The law is as it is in Italy. No point complaining about that here. However... I wonder what actually happens to the waste once it has been pumped out of your septic tank and you've been given a nice certificate saying that you've complied with the law? Just before I moved to Italy, there was a huge kerfuffle in the Scottish village I lived in because a local farmer had agreed to allow treated sewage sludge to be injected into his fields. As far as he was concerned, he was getting paid for his pastures to be fertilised. As far as the local authority and the Scottish Environmental Protection Agency were concerned, the disposal did not present any pollution or health hazards. As far as a vociferous group of local concerned citizens were concerned, Glasgow's shit was being dumped on the pristine fields around our picturesque little village and we were all going to die of thyphoid, cholera, MRSA or some other more obscure but equally vile disease. Of course, the sewage treatment authorities only needed to spend money on disposing of the stuff in this way because the release of treated sewerage into rivers and sea had been banned. The other alternative - burning the stuff in coal-fired power stations - was, according to the envirnomental lobby, also a terrible idea because of the deadly levels of heavy metals which would be dispersed across the county in the smoke.
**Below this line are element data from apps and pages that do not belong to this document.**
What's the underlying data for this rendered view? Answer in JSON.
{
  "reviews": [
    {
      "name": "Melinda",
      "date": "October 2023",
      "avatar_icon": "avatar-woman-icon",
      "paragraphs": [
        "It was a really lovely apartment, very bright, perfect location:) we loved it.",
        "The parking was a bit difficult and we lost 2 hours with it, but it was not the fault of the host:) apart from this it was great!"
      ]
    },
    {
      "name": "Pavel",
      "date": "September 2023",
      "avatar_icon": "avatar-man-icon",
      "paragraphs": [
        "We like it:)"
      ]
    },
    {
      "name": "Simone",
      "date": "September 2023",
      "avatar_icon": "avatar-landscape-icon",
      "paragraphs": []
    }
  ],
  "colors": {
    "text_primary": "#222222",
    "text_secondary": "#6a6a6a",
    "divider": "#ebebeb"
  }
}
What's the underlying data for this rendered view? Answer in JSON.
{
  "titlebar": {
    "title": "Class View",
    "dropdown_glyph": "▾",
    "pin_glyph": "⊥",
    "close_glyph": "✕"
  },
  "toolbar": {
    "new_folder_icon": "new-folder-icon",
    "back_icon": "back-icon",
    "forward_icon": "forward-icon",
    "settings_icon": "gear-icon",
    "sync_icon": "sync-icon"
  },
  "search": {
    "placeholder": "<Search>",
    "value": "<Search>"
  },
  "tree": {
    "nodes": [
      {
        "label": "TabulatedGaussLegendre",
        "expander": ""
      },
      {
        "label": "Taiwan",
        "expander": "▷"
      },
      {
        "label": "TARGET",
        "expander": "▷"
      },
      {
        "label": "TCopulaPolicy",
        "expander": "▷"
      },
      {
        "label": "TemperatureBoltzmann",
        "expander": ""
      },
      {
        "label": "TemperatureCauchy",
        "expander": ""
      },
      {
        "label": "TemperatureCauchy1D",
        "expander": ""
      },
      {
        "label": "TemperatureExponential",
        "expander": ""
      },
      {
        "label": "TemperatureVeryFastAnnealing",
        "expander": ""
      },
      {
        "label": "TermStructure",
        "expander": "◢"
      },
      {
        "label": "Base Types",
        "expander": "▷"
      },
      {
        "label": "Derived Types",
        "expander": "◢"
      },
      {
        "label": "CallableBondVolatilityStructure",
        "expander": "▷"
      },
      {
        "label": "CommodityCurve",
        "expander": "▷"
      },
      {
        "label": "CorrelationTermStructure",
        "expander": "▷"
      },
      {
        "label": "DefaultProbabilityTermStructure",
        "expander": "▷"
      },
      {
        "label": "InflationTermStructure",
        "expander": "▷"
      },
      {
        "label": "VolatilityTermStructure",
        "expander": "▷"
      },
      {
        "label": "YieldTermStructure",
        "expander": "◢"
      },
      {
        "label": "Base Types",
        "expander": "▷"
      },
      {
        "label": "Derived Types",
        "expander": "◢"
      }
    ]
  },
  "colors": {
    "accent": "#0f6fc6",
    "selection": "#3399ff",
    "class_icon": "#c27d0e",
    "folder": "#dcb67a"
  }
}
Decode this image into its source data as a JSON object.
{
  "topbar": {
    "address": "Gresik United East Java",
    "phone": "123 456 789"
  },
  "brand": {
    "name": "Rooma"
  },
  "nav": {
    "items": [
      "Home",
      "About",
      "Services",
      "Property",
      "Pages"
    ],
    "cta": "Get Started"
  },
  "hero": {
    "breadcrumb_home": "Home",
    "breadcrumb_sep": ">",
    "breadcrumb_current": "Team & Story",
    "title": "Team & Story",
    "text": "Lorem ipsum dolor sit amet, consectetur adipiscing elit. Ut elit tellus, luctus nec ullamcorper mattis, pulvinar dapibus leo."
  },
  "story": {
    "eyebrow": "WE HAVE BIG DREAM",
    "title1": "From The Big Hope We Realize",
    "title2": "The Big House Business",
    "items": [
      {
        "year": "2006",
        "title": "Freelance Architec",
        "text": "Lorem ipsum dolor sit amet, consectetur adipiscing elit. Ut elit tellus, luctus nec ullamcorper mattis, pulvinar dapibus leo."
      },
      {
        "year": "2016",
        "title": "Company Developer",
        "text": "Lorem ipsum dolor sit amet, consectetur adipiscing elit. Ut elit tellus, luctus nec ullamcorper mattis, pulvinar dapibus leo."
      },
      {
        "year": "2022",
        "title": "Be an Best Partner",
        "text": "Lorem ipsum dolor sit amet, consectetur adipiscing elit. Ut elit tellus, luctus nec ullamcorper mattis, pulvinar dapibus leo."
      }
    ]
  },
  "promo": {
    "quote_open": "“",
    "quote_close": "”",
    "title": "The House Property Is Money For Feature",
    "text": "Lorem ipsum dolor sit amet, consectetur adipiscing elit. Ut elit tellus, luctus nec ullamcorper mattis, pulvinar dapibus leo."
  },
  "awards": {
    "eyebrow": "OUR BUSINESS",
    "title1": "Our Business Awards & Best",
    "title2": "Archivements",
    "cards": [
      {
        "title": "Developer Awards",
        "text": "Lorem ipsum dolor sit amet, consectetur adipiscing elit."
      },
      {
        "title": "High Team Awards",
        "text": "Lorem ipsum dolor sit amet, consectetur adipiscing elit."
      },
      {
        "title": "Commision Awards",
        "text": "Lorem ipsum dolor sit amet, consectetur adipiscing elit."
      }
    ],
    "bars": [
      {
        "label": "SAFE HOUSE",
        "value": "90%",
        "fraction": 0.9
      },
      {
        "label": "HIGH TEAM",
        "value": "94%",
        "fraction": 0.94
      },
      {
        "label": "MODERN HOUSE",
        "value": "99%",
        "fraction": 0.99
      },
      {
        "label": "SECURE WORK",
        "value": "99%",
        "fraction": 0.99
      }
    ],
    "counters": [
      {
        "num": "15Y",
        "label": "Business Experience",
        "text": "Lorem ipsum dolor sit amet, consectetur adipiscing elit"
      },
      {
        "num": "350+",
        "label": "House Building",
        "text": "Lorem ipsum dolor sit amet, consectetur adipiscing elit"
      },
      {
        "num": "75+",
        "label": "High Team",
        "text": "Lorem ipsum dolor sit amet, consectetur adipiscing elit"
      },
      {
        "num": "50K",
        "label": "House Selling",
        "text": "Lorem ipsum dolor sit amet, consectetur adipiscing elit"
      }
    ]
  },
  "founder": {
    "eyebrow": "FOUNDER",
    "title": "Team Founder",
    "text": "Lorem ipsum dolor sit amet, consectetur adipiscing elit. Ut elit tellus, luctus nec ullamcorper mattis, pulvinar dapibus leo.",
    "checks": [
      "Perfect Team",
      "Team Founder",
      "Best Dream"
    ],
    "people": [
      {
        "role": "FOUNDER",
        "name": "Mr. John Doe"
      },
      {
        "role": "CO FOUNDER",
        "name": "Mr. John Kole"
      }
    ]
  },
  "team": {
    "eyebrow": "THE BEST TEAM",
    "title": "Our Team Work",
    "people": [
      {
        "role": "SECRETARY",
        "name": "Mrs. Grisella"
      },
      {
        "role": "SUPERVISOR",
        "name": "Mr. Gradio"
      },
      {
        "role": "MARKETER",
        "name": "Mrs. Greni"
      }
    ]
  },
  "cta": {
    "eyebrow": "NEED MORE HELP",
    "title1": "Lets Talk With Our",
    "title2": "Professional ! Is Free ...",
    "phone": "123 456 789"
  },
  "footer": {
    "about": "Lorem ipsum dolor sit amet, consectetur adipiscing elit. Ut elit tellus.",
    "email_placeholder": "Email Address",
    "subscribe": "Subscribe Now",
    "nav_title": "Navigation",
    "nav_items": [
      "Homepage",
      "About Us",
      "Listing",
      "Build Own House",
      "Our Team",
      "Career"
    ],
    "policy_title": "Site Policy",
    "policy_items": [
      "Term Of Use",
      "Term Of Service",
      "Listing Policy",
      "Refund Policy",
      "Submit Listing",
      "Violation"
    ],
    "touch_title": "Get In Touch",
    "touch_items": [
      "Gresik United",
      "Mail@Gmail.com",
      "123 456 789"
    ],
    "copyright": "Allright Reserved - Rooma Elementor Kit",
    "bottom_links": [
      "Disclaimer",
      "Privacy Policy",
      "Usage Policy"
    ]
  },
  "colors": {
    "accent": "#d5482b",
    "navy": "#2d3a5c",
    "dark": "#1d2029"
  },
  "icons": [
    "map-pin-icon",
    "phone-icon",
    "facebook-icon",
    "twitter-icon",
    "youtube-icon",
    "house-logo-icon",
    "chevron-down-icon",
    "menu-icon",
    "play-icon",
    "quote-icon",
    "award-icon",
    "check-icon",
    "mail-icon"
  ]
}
Naturally, having condemned every possible means of disposing of the sludge, the envirnomental groups didn't suggest a means by which it could be got rid of. As far as I could see, the unstated implication was that the "greens"  hoped that everyone would simply become more ecologically aware and stop excreting waste. So what happens to the sludge from septic tanks in Italy once it has been processed by a legally sanctioned treatment plant? One thing that's certain is that it doesn't evaporate. Is it burned in one of the oil-fired power stations? Is it dumped out at sea? Does it end up in a huge stockpile somewhere like the Neopolitan rubbish, waiting for the day when an environmentally friendly solution becomes available? Or does it just magically disappear in the way that a lot of hazardous waste has been made to do over the years by companies with strong links to certain renowned southern Italian families? Al

 From Alan's extremely usefull comments If they dump the treated sewage sludge in the sea, then the fish we eat on the coast has been munching away on that quite happily ........... Can we confirm that raw sewage is also not being pumped out by lesser unconfirmed mortals. Think would rather have it sprayed onto a field to decompose, rather than a fish nibbling on a floating lump!!!!